If we understand that content needs to be useful, meet expectations and also be unpredictable at times, how do we maintain consistency? 

Think of a great tapestry on a wall woven together with various shades of blues and greys. Now picture one red thread running through it, end-to-end. Even with just a quick glance, you'd notice it. The same goes when producing multiple types and themes of content—something throughout each piece of content should be recognizable. Commonly, this is the main value proposition of the brand itself. For example, Disney produces a ton of varied content and storylines but one thread runs through all of it. “Magic.” For that reason it’s impossible to watch anything Disney without feeling an underlying sense of magic unfolding before your eyes and ears.

4. Content Needs to “Feel” Good

People make decisions with their gut, most of the time. Daniel Kahneman’s work, Thinking, Fast and Slow, goes into great detail about the psychology of how people make decisions. One of the biggest takeaways is that people react to how something makes them feel when making a decision; it happens fast; and we don’t put nearly as much thought into our decisions as you might think. (It’s a fascinating read.) 

Your content should "feel" good. That’s not to be confused with “feel-good” content. After all, there are plenty of serious issues in this world and your brand might have something important to say about them. But your content should always make people feel like it’s coming from a place of authenticity and trustworthiness—from the narrative to the way it’s designed.

‍5. Simple Content Sells. 

We all suffer from information overload and it’s only getting worse. Oftentimes, that results in businesses feeling like they need to cram as much messaging, and as many selling points as possible into every piece of content. It can be tempting to do, especially because content can take time and significant budget to get right. But resist the urge—saying everything all at once in every piece of content is a great way to get users clicking and scrolling away to something else. 

One of the great things about the endless advance of technology is that you can produce, edit and publish a lot of strategic content quickly and consistently. That means you can target very specific messages to specific audiences. Avoid giving audiences “paralysis of analysis” and give them one clear, solid idea to take with them—it goes back to the previous point about people making decisions with their gut.

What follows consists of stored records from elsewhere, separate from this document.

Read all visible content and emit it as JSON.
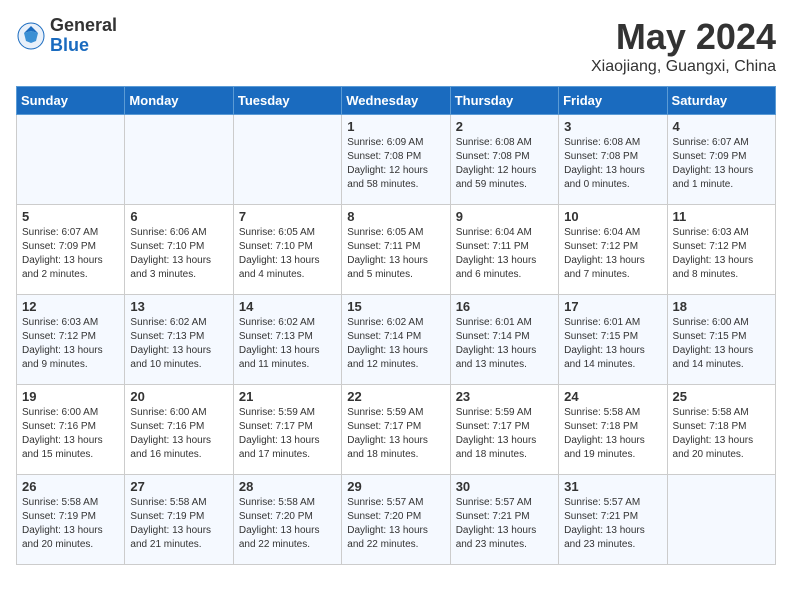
{
  "header": {
    "logo_general": "General",
    "logo_blue": "Blue",
    "month_title": "May 2024",
    "location": "Xiaojiang, Guangxi, China"
  },
  "weekdays": [
    "Sunday",
    "Monday",
    "Tuesday",
    "Wednesday",
    "Thursday",
    "Friday",
    "Saturday"
  ],
  "weeks": [
    [
      {
        "day": "",
        "info": ""
      },
      {
        "day": "",
        "info": ""
      },
      {
        "day": "",
        "info": ""
      },
      {
        "day": "1",
        "info": "Sunrise: 6:09 AM\nSunset: 7:08 PM\nDaylight: 12 hours and 58 minutes."
      },
      {
        "day": "2",
        "info": "Sunrise: 6:08 AM\nSunset: 7:08 PM\nDaylight: 12 hours and 59 minutes."
      },
      {
        "day": "3",
        "info": "Sunrise: 6:08 AM\nSunset: 7:08 PM\nDaylight: 13 hours and 0 minutes."
      },
      {
        "day": "4",
        "info": "Sunrise: 6:07 AM\nSunset: 7:09 PM\nDaylight: 13 hours and 1 minute."
      }
    ],
    [
      {
        "day": "5",
        "info": "Sunrise: 6:07 AM\nSunset: 7:09 PM\nDaylight: 13 hours and 2 minutes."
      },
      {
        "day": "6",
        "info": "Sunrise: 6:06 AM\nSunset: 7:10 PM\nDaylight: 13 hours and 3 minutes."
      },
      {
        "day": "7",
        "info": "Sunrise: 6:05 AM\nSunset: 7:10 PM\nDaylight: 13 hours and 4 minutes."
      },
      {
        "day": "8",
        "info": "Sunrise: 6:05 AM\nSunset: 7:11 PM\nDaylight: 13 hours and 5 minutes."
      },
      {
        "day": "9",
        "info": "Sunrise: 6:04 AM\nSunset: 7:11 PM\nDaylight: 13 hours and 6 minutes."
      },
      {
        "day": "10",
        "info": "Sunrise: 6:04 AM\nSunset: 7:12 PM\nDaylight: 13 hours and 7 minutes."
      },
      {
        "day": "11",
        "info": "Sunrise: 6:03 AM\nSunset: 7:12 PM\nDaylight: 13 hours and 8 minutes."
      }
    ],
    [
      {
        "day": "12",
        "info": "Sunrise: 6:03 AM\nSunset: 7:12 PM\nDaylight: 13 hours and 9 minutes."
      },
      {
        "day": "13",
        "info": "Sunrise: 6:02 AM\nSunset: 7:13 PM\nDaylight: 13 hours and 10 minutes."
      },
      {
        "day": "14",
        "info": "Sunrise: 6:02 AM\nSunset: 7:13 PM\nDaylight: 13 hours and 11 minutes."
      },
      {
        "day": "15",
        "info": "Sunrise: 6:02 AM\nSunset: 7:14 PM\nDaylight: 13 hours and 12 minutes."
      },
      {
        "day": "16",
        "info": "Sunrise: 6:01 AM\nSunset: 7:14 PM\nDaylight: 13 hours and 13 minutes."
      },
      {
        "day": "17",
        "info": "Sunrise: 6:01 AM\nSunset: 7:15 PM\nDaylight: 13 hours and 14 minutes."
      },
      {
        "day": "18",
        "info": "Sunrise: 6:00 AM\nSunset: 7:15 PM\nDaylight: 13 hours and 14 minutes."
      }
    ],
    [
      {
        "day": "19",
        "info": "Sunrise: 6:00 AM\nSunset: 7:16 PM\nDaylight: 13 hours and 15 minutes."
      },
      {
        "day": "20",
        "info": "Sunrise: 6:00 AM\nSunset: 7:16 PM\nDaylight: 13 hours and 16 minutes."
      },
      {
        "day": "21",
        "info": "Sunrise: 5:59 AM\nSunset: 7:17 PM\nDaylight: 13 hours and 17 minutes."
      },
      {
        "day": "22",
        "info": "Sunrise: 5:59 AM\nSunset: 7:17 PM\nDaylight: 13 hours and 18 minutes."
      },
      {
        "day": "23",
        "info": "Sunrise: 5:59 AM\nSunset: 7:17 PM\nDaylight: 13 hours and 18 minutes."
      },
      {
        "day": "24",
        "info": "Sunrise: 5:58 AM\nSunset: 7:18 PM\nDaylight: 13 hours and 19 minutes."
      },
      {
        "day": "25",
        "info": "Sunrise: 5:58 AM\nSunset: 7:18 PM\nDaylight: 13 hours and 20 minutes."
      }
    ],
    [
      {
        "day": "26",
        "info": "Sunrise: 5:58 AM\nSunset: 7:19 PM\nDaylight: 13 hours and 20 minutes."
      },
      {
        "day": "27",
        "info": "Sunrise: 5:58 AM\nSunset: 7:19 PM\nDaylight: 13 hours and 21 minutes."
      },
      {
        "day": "28",
        "info": "Sunrise: 5:58 AM\nSunset: 7:20 PM\nDaylight: 13 hours and 22 minutes."
      },
      {
        "day": "29",
        "info": "Sunrise: 5:57 AM\nSunset: 7:20 PM\nDaylight: 13 hours and 22 minutes."
      },
      {
        "day": "30",
        "info": "Sunrise: 5:57 AM\nSunset: 7:21 PM\nDaylight: 13 hours and 23 minutes."
      },
      {
        "day": "31",
        "info": "Sunrise: 5:57 AM\nSunset: 7:21 PM\nDaylight: 13 hours and 23 minutes."
      },
      {
        "day": "",
        "info": ""
      }
    ]
  ]
}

Coming up in Part 2 of Building Engagement Into Your Content Strategy, we’ll explore how your business can use content to account for every part of the customer journey—getting them what they want and need at the right time to lead them down the path of discovery and, ultimately, purchase.